Hi Dave,

Of all your research I dare say that Conditional Correlations (CC) may be one of the most important findings you’ve published. I’m glad to hear that we will see a formula for it in Ilya’s R code.

It is amazing to me how may trading systems are made or broken based on the set of assets (asset stable) selected for the system. Even the fabled FAA is proven ineffective when the “wrong” stable of assets is chosen.

I can envision future directions for research on CC defined “asset stables.” In addition to dual momentum systems like FAA, there are simple momentum systems such as the one tracked on the CXO web site – with the CXO 1,2,3 asset momentum system, will the 3 asset class performance improve with a CC-selected asset stable? Also, there are different concerns that can be addressed, such as negative semi correlation – can a CC-defined asset stable be selected to minimize the amount of negative semi-correlation in the herd, and will that improve performance? And then timelines – do short term trading systems benefit more or less from short vs long term CC-defined asset stable characteristics. Finally, can asset stables at the equity level (instead of asset class level) impact stock portfolios; i.e., could one use CC-defined universes on Portfolio123 for more consistency/better results in the ranking-style of systems developed there?

Again, Conditional Correlations is a great insight and so is the work done in quantifying them David. Once again I feel you are pushing forward the science of quantitative investing and shining a light on why things work.

Carl

Carl,
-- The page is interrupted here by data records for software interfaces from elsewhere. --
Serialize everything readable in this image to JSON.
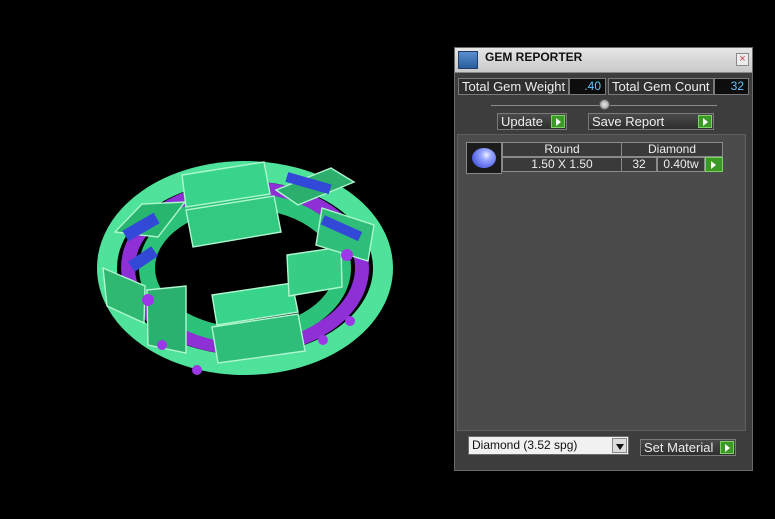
{
  "panel": {
    "title": "GEM REPORTER",
    "close_label": "×",
    "total_gem_weight_label": "Total Gem Weight",
    "total_gem_weight_value": ".40",
    "total_gem_count_label": "Total Gem Count",
    "total_gem_count_value": "32",
    "update_label": "Update",
    "save_report_label": "Save Report",
    "set_material_label": "Set Material",
    "material_selected": "Diamond (3.52 spg)"
  },
  "table": {
    "header": {
      "shape": "Round",
      "material": "Diamond"
    },
    "row": {
      "size": "1.50 X 1.50",
      "count": "32",
      "weight": "0.40tw"
    }
  },
  "colors": {
    "metal": "#39d48b",
    "gem": "#8f2fd6",
    "stone": "#3149d6",
    "play": "#3b9a25"
  }
}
The post detailing a recursive algorithm for computing conditional correlation rankings is on my blog now. I call it a stepwise correlation rank algorithm, since that’s what it ranks correlation in a stepwise fashion, as opposed to conditional correlation, but that’s semantics.

Here:

http://quantstrattrader.wordpress.com/2014/10/27/introducing-stepwise-correlation-rank/

Excellent, I’ll take a look. Thanks for putting this together Ilya!

thanks carl, i appreciate the kind words. i thought it was a subtle point at the time rather than a breakthrough, but im glad to hear that it inspires a lot of new ideas- some of which you have mentioned are certainly worth exploring. there are in fact lots of subtleties that i alluded to in the post, and i think the most important thing is being able to find solutions that address them directly rather than focus on a strategy- which comes with a set of rules and a universe which does not clearly expose the strengths/weaknesses of a system in a backtest.

best

david

This is a really original work on the subject and I think will lead to many other future findings.

https://nightlypatterns.wordpress.com

thanks aimdal, i appreciate that. i certainly hope so.

best

david

David,

When talking about “the” correlation do you refer to an average correlation since quite some years or the current correlation? Wouldn’t it be good to calculate with AT LEAST the average correlation, MAYBE the current correlation and FOR SURE the average correlation in past down markets? Personally I would want to have some (calculated) protection against a worst case scenario so I would like to use correlation calculations when markets tank or have tanked. Is this kind of information available as far as you know?

Thanks!

drftr

hi drftr, i think that what you are talking about is a fundamental flaw in using correlations altogether–they don’t capture all the information that you would want to know, and there is no easy solution. however some of the ideas you are mentioning can improve upon just using a short-term historical window for calculation. unfortunately, for many assets with the explosion of ETFs etc, we do not have sufficient history to gauge what would happen since the data is limited. that is why it is important to use a single index model or something like that to better estimate such situations.

best

david